> I remember how I solved the old chestnut "what is greater, e^pi or pi^e?" I did it "in my head" without paper while walking my dog. Basically through examining curves in my imagination, plus a few elementary facts.
Are we not right back to visualization again? How is a visual proof such as yours any different than a visualization in general? When I go to the board and draw something I do so generally to make a point, which is to say "to prove something". The original animation showing that multiplication can result in smaller or larger is a proof. All visualizations are essentially point something out. Even if I go to the board, draw a circle and label its parts, that is a proof in a way. It is a proof that the diameter, radius and circumference exist and can be identified.
Remember, I am not saying that you are not using mathematics to create these visualizations. I am saying that mathematics is not a visual sense. Recognizing visually that two things are equal or different is not mathematics. Producing a visualization showing that two abstract things are equal or different is. Showing it to someone else doesn't transfer that mathematics to them.

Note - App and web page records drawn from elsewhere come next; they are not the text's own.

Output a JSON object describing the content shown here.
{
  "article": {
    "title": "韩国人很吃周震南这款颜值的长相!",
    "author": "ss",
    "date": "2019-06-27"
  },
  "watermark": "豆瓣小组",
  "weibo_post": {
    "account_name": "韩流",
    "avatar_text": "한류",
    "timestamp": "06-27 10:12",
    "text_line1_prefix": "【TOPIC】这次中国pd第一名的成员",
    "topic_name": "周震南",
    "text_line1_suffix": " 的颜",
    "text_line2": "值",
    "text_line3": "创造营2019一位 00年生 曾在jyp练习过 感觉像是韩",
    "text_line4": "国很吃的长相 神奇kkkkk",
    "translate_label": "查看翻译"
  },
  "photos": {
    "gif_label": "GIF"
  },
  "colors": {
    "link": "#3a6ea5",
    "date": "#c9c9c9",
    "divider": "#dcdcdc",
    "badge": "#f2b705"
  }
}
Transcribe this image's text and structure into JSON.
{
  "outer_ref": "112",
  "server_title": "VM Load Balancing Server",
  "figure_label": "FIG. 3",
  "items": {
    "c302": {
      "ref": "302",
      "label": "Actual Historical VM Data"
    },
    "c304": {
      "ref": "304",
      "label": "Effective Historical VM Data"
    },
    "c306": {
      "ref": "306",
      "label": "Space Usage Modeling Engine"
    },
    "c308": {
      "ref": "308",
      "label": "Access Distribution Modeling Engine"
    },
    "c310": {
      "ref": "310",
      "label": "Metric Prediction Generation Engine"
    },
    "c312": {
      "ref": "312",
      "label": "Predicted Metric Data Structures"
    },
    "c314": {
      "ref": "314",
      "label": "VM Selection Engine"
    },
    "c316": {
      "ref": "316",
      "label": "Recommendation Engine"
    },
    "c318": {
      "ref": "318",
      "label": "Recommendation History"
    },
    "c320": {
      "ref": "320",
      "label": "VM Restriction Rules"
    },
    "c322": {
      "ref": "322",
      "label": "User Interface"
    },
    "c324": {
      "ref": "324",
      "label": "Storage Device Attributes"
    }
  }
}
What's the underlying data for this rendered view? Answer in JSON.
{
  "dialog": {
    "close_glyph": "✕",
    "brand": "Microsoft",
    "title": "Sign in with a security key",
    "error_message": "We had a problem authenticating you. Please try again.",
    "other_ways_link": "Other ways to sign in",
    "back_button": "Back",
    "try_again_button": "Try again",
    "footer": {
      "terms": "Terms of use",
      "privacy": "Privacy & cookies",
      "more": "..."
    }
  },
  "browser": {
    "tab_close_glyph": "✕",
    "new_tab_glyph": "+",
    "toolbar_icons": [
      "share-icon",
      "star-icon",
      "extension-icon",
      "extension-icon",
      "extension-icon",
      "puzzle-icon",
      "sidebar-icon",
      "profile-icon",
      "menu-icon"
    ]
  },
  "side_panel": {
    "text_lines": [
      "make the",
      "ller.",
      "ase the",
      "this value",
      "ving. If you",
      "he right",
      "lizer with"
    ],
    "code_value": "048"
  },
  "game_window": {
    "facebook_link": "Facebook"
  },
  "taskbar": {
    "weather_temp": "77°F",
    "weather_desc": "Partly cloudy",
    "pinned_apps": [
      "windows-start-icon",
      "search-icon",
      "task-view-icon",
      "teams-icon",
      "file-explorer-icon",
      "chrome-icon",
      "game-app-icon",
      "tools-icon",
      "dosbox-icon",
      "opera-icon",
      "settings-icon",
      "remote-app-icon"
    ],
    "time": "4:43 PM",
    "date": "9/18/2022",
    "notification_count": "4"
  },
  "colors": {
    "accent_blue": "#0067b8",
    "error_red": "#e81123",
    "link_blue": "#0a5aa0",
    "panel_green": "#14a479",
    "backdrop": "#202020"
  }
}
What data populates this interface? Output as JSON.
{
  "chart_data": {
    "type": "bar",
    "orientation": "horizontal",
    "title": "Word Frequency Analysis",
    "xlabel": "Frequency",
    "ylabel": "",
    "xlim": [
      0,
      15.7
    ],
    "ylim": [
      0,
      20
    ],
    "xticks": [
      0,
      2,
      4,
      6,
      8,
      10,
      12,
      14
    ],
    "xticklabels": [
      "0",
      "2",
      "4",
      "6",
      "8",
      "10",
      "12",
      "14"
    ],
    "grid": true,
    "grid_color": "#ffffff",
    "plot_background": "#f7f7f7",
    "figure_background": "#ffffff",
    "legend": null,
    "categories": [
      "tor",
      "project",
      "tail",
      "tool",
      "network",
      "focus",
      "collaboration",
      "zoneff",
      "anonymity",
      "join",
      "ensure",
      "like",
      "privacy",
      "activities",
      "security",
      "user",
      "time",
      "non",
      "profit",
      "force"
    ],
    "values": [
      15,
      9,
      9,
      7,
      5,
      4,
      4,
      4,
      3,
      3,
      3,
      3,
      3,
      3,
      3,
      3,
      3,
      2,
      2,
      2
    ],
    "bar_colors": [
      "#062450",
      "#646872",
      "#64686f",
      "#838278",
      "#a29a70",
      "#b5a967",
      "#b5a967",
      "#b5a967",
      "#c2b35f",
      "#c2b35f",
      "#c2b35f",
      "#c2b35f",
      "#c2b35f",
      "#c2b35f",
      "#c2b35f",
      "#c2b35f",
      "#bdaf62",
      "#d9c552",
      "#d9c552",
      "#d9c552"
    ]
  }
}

You said that you imagined "in your head" these curves. When I do that I associate a whole bunch of abstract and intuitive qualities with them. Continuity, curvature, concavity, connectedness, etc. etc. I am sure that you do as well. Without all that abstraction, intuition and instinct it's nothing but a picture.
The concern I raise is with teachers that think that visualization is some sort of easier path to mathematical enlightenment. That visualization somehow escapes the demands of abstract thought. They contrast it (incorrectly) to symbolic and analytical mathematics. There is no contrast. At the root of all mathematics is abstract thought. Whether your end product is a visual proof or an analytical argument, it is the acts of abstraction and reason that are key. I can't imagine teaching deductive (synthetic?) geometry without drawing all over the board. But last time I checked, students have more trouble with deductive geometry than they do with algebra.
I believe that the root cause of all of these teacher myths is simply the difficulty in teaching abstract thought to most students. I am not even sure it can be taught. Maybe just coached. The algebra teacher that complains about useless symbols and factoring is really just complaining that they are useless to his or her students. So they stop teaching it. What they do next is just bizarre and unreasonable. They adopt a different approach and to prove to us that this new approach is better than the old way, they provide a rhetorical argument. They don't show us advanced students. They don't even show us students that have broken through the abstraction barrier. They show us a rhetorical argument. I am sorry, I would rather try and fail to teach algebra than to give up altogether. And if I did give up, I would be honest about it. And most teachers actually are honest. It's rather rare that someone like Dan Meyer turns this angst into a self serving activity to enrich himself.